• [WORK ORDER]: Return the full set of entries precisely. Do not carry over any pictures.
(AVAILABLE DATA begins)
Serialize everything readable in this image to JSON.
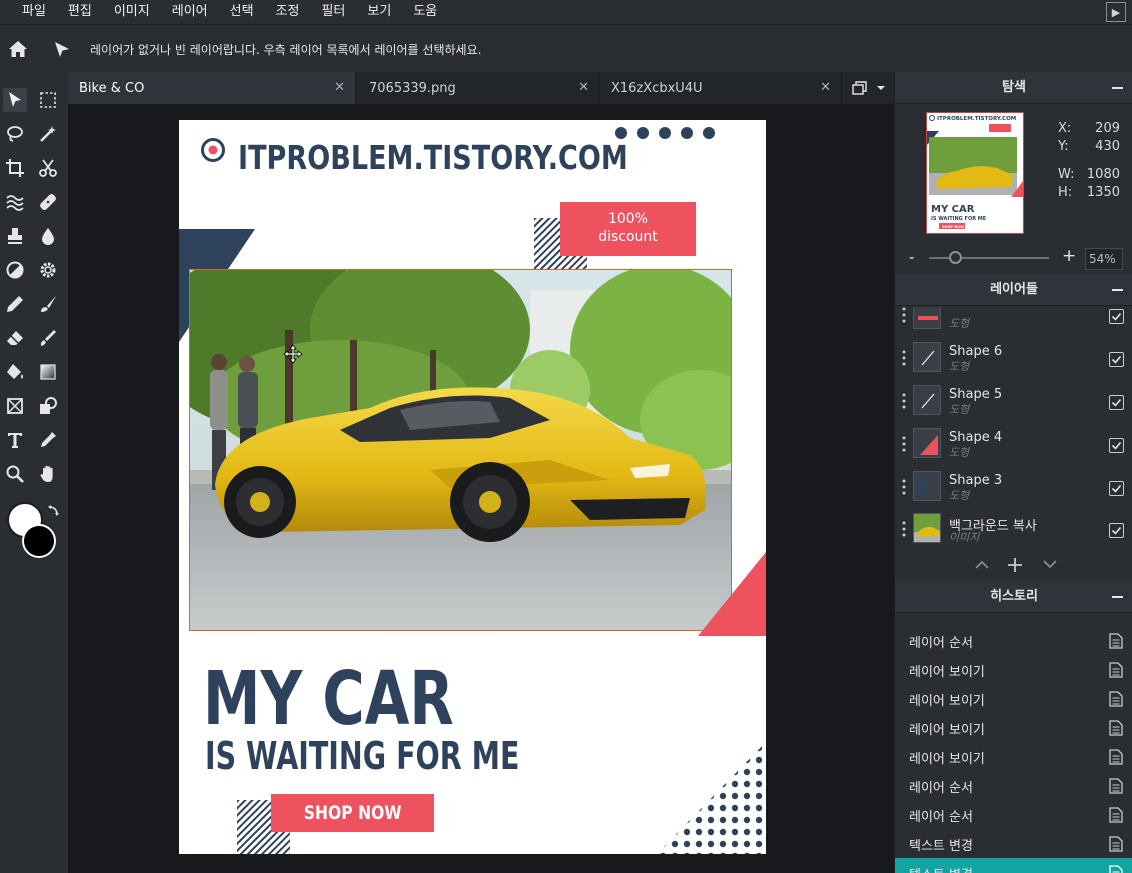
{
  "menubar": {
    "items": [
      "파일",
      "편집",
      "이미지",
      "레이어",
      "선택",
      "조정",
      "필터",
      "보기",
      "도움"
    ]
  },
  "options": {
    "message": "레이어가 없거나 빈 레이어랍니다. 우측 레이어 목록에서 레이어를 선택하세요."
  },
  "tabs": [
    {
      "label": "Bike & CO",
      "active": true
    },
    {
      "label": "7065339.png",
      "active": false
    },
    {
      "label": "X16zXcbxU4U",
      "active": false
    }
  ],
  "document": {
    "site_title": "ITPROBLEM.TISTORY.COM",
    "badge_line1": "100%",
    "badge_line2": "discount",
    "headline1": "MY CAR",
    "headline2": "IS WAITING FOR ME",
    "button": "SHOP NOW",
    "thumb_title": "ITPROBLEM.TISTORY.COM",
    "thumb_h1": "MY CAR",
    "thumb_h2": "IS WAITING FOR ME",
    "thumb_btn": "SHOP NOW",
    "colors": {
      "navy": "#2e435b",
      "red": "#ee525e",
      "car_yellow": "#e8c21c"
    }
  },
  "navigator": {
    "title": "탐색",
    "x_label": "X:",
    "x": "209",
    "y_label": "Y:",
    "y": "430",
    "w_label": "W:",
    "w": "1080",
    "h_label": "H:",
    "h": "1350",
    "zoom_minus": "-",
    "zoom_plus": "+",
    "zoom": "54%"
  },
  "layers": {
    "title": "레이어들",
    "items": [
      {
        "name": "",
        "type": "도형"
      },
      {
        "name": "Shape 6",
        "type": "도형"
      },
      {
        "name": "Shape 5",
        "type": "도형"
      },
      {
        "name": "Shape 4",
        "type": "도형"
      },
      {
        "name": "Shape 3",
        "type": "도형"
      },
      {
        "name": "백그라운드 복사",
        "type": "이미지"
      }
    ]
  },
  "history": {
    "title": "히스토리",
    "items": [
      "레이어 순서",
      "레이어 보이기",
      "레이어 보이기",
      "레이어 보이기",
      "레이어 보이기",
      "레이어 순서",
      "레이어 순서",
      "텍스트 변경",
      "텍스트 변경"
    ]
  },
  "icons": {
    "home": "home-icon",
    "move": "move-tool-icon",
    "marquee": "marquee-icon",
    "lasso": "lasso-icon",
    "wand": "magic-wand-icon",
    "crop": "crop-icon",
    "scissors": "scissors-icon"
  }
}
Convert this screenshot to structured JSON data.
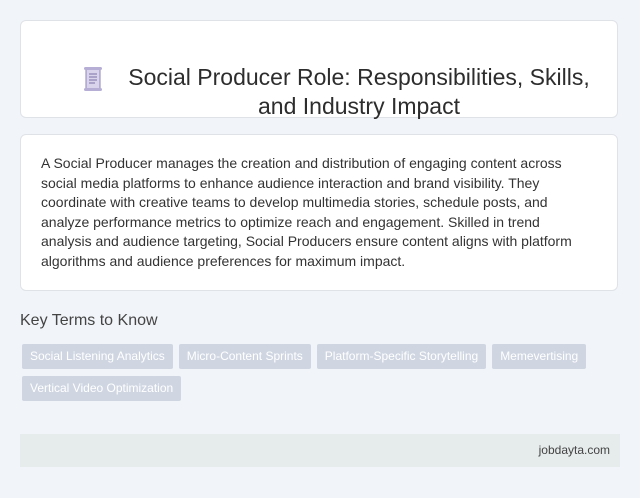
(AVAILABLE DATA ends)
• [SOLUTION BELOW]:
Serialize everything readable in this image to JSON.
{
  "menubar": {
    "items": [
      "파일",
      "편집",
      "이미지",
      "레이어",
      "선택",
      "조정",
      "필터",
      "보기",
      "도움"
    ]
  },
  "options": {
    "message": "레이어가 없거나 빈 레이어랍니다. 우측 레이어 목록에서 레이어를 선택하세요."
  },
  "tabs": [
    {
      "label": "Bike & CO",
      "active": true
    },
    {
      "label": "7065339.png",
      "active": false
    },
    {
      "label": "X16zXcbxU4U",
      "active": false
    }
  ],
  "document": {
    "site_title": "ITPROBLEM.TISTORY.COM",
    "badge_line1": "100%",
    "badge_line2": "discount",
    "headline1": "MY CAR",
    "headline2": "IS WAITING FOR ME",
    "button": "SHOP NOW",
    "thumb_title": "ITPROBLEM.TISTORY.COM",
    "thumb_h1": "MY CAR",
    "thumb_h2": "IS WAITING FOR ME",
    "thumb_btn": "SHOP NOW",
    "colors": {
      "navy": "#2e435b",
      "red": "#ee525e",
      "car_yellow": "#e8c21c"
    }
  },
  "navigator": {
    "title": "탐색",
    "x_label": "X:",
    "x": "209",
    "y_label": "Y:",
    "y": "430",
    "w_label": "W:",
    "w": "1080",
    "h_label": "H:",
    "h": "1350",
    "zoom_minus": "-",
    "zoom_plus": "+",
    "zoom": "54%"
  },
  "layers": {
    "title": "레이어들",
    "items": [
      {
        "name": "",
        "type": "도형"
      },
      {
        "name": "Shape 6",
        "type": "도형"
      },
      {
        "name": "Shape 5",
        "type": "도형"
      },
      {
        "name": "Shape 4",
        "type": "도형"
      },
      {
        "name": "Shape 3",
        "type": "도형"
      },
      {
        "name": "백그라운드 복사",
        "type": "이미지"
      }
    ]
  },
  "history": {
    "title": "히스토리",
    "items": [
      "레이어 순서",
      "레이어 보이기",
      "레이어 보이기",
      "레이어 보이기",
      "레이어 보이기",
      "레이어 순서",
      "레이어 순서",
      "텍스트 변경",
      "텍스트 변경"
    ]
  },
  "icons": {
    "home": "home-icon",
    "move": "move-tool-icon",
    "marquee": "marquee-icon",
    "lasso": "lasso-icon",
    "wand": "magic-wand-icon",
    "crop": "crop-icon",
    "scissors": "scissors-icon"
  }
}
Convert this screenshot to structured JSON data.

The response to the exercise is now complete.